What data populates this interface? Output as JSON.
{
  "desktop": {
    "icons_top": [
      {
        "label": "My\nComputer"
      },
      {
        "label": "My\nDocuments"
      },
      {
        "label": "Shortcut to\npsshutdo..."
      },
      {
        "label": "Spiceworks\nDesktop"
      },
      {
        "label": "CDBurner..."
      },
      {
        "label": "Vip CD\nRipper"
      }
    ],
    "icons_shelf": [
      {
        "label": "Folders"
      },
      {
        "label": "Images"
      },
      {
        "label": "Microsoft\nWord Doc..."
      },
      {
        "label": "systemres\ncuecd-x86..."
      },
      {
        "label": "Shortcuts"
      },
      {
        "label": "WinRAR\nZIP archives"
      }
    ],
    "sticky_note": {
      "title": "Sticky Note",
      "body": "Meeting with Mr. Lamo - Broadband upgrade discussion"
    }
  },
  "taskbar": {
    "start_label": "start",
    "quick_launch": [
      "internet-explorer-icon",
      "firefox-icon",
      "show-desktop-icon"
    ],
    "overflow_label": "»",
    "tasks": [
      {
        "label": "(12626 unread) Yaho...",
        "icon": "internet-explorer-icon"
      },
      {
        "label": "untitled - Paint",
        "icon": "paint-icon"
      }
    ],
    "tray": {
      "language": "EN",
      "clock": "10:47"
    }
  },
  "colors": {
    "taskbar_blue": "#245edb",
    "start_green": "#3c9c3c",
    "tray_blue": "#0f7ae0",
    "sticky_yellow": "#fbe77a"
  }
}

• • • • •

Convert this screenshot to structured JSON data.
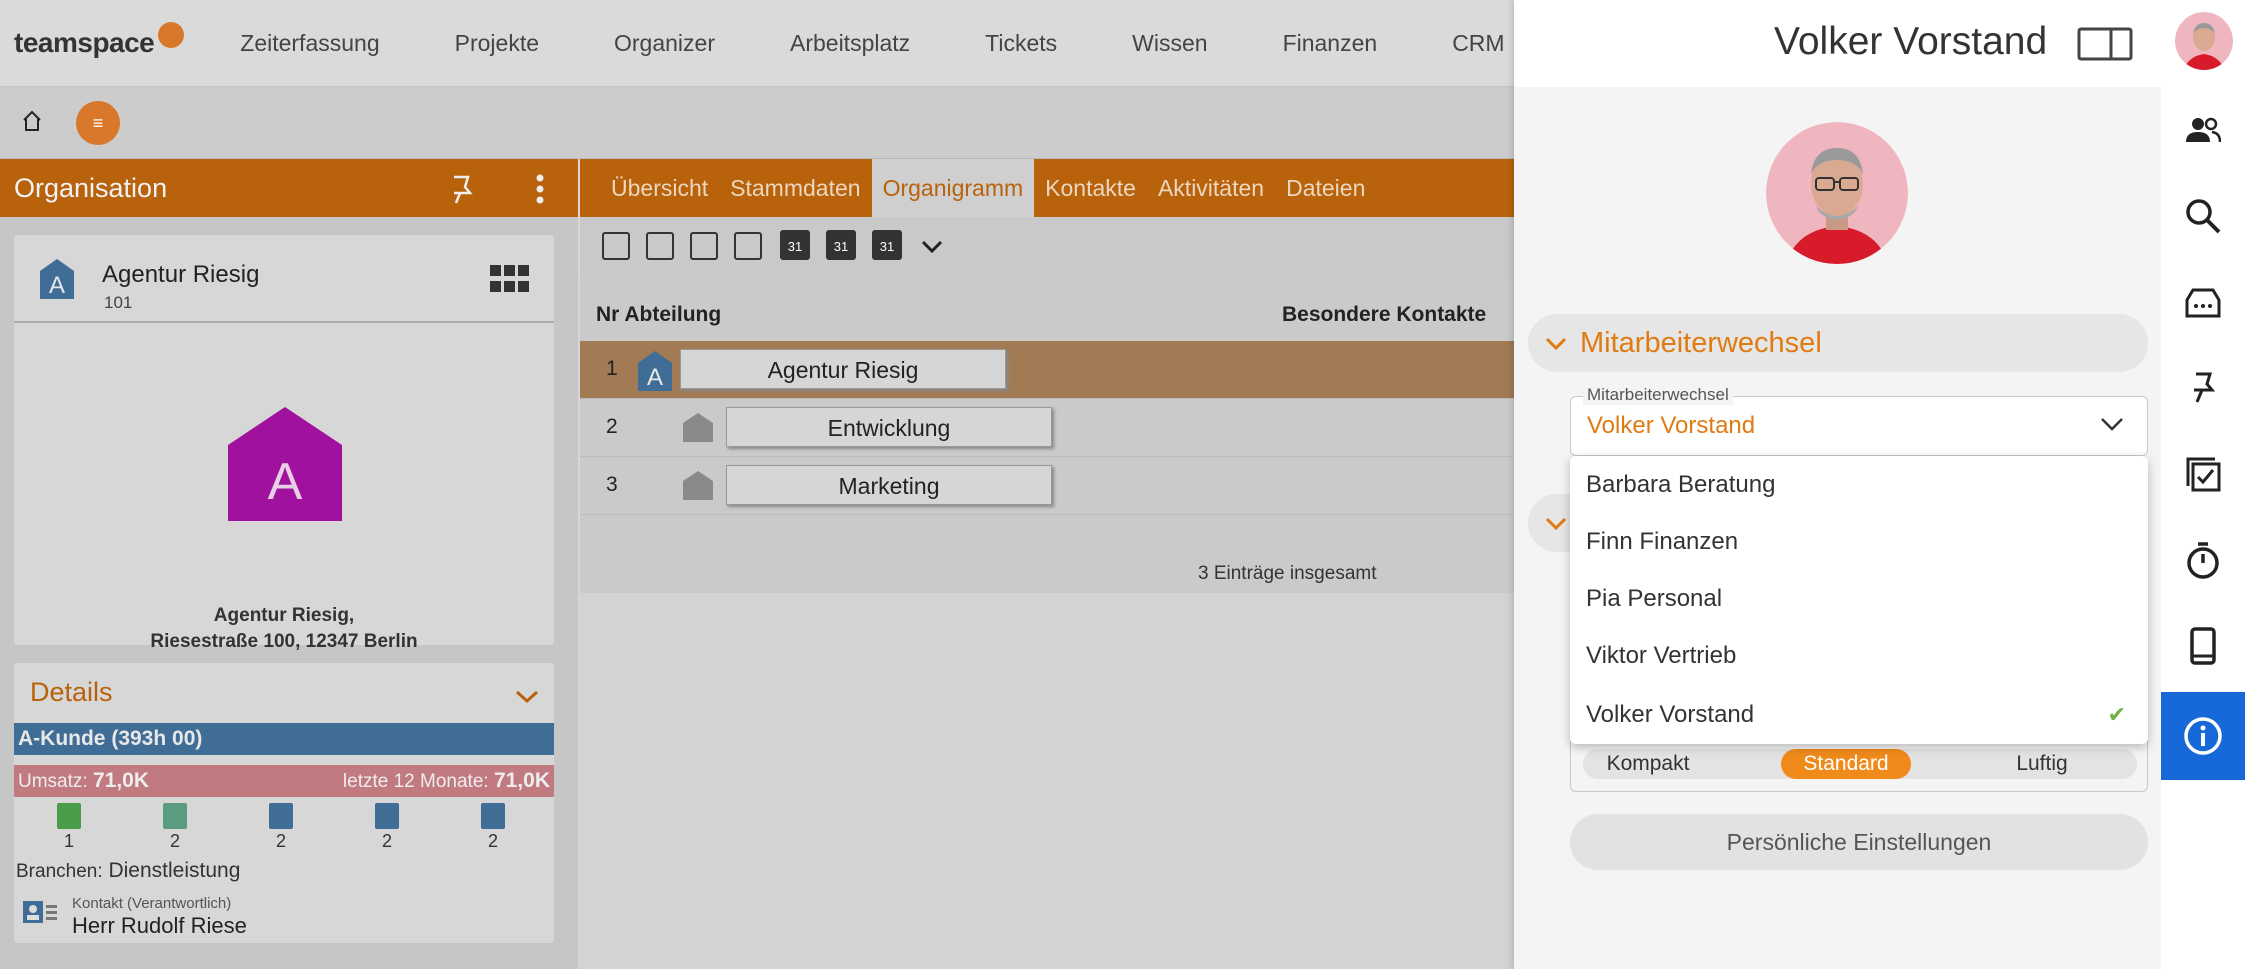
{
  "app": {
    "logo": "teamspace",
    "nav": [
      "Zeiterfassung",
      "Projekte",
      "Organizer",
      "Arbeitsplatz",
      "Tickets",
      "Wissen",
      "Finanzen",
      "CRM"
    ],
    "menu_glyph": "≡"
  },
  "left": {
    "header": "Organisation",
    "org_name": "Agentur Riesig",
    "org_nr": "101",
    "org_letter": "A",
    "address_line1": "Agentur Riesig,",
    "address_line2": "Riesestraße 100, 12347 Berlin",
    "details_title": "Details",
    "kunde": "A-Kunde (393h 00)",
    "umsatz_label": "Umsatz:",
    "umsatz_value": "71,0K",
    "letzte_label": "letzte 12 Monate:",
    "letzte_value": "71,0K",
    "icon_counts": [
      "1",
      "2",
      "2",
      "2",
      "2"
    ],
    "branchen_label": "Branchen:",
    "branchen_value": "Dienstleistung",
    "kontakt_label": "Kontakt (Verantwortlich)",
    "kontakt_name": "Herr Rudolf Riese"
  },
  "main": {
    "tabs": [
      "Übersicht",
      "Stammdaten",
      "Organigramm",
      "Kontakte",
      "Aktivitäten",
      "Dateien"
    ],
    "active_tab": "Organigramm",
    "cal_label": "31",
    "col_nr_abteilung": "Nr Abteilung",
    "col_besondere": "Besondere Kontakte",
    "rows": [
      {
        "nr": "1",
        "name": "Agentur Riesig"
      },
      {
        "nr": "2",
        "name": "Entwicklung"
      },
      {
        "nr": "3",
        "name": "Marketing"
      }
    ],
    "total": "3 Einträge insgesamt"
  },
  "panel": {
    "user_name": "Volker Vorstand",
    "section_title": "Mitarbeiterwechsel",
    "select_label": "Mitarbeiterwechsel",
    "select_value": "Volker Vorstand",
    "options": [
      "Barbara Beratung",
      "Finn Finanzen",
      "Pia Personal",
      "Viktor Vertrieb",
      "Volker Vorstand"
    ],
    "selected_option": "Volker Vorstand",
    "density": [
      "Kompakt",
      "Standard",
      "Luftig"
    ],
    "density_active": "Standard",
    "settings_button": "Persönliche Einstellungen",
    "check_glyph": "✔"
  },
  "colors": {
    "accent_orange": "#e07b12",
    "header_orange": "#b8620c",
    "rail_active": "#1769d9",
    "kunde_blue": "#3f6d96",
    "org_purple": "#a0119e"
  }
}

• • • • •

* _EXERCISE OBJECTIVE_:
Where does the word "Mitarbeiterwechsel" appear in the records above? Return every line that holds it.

* _RESPONSE FOR THIS EXERCISE_:
    "section_title": "Mitarbeiterwechsel",
    "select_label": "Mitarbeiterwechsel",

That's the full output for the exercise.